Data about app and page elements:
|---|

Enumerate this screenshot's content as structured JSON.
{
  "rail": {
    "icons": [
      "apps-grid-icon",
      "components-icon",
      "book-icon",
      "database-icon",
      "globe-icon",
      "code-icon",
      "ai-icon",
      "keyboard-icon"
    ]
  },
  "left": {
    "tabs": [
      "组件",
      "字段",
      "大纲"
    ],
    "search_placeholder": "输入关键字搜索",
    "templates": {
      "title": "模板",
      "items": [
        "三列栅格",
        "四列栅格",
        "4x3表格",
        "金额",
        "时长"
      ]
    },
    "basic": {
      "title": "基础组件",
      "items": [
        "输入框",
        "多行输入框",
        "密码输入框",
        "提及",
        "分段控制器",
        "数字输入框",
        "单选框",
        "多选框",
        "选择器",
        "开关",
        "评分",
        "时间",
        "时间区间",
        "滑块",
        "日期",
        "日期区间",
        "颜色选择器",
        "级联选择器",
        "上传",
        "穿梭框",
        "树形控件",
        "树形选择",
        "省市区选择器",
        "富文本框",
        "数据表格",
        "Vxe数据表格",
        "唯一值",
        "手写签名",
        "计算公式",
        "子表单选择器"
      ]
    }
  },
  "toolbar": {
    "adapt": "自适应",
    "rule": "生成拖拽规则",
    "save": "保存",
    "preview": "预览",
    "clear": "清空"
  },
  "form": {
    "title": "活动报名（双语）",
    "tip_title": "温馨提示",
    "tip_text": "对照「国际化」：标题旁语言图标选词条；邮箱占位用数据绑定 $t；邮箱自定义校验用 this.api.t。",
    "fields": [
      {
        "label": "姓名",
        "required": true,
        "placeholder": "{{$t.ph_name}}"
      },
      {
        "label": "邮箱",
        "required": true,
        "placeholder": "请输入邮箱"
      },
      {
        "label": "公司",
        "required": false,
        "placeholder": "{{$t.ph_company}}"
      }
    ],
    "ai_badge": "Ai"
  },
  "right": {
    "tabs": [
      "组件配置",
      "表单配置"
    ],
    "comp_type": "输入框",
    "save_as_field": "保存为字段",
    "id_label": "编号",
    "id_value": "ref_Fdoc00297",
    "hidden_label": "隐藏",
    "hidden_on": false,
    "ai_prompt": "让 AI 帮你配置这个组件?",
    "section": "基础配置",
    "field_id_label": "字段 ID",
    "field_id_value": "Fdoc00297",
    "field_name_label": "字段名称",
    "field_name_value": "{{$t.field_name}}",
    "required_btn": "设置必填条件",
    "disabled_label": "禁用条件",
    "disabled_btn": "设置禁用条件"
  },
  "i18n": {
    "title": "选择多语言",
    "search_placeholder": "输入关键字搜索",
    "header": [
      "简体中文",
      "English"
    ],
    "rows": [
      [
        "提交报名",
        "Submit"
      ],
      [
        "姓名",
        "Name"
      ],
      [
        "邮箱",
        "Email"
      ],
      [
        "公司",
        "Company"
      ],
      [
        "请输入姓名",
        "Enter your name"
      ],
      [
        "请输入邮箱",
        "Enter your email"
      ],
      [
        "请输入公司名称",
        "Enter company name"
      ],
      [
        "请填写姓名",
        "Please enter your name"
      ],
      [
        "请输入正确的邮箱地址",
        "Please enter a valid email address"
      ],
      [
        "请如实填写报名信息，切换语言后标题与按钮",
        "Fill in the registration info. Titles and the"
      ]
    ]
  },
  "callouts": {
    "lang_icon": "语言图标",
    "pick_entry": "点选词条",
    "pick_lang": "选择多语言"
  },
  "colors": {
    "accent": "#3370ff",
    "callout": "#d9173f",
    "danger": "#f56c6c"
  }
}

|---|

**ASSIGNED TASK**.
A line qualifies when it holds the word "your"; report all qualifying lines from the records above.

**ANSWER TO THIS EXERCISE**.
        "Enter your name"
        "Enter your email"
        "Please enter your name"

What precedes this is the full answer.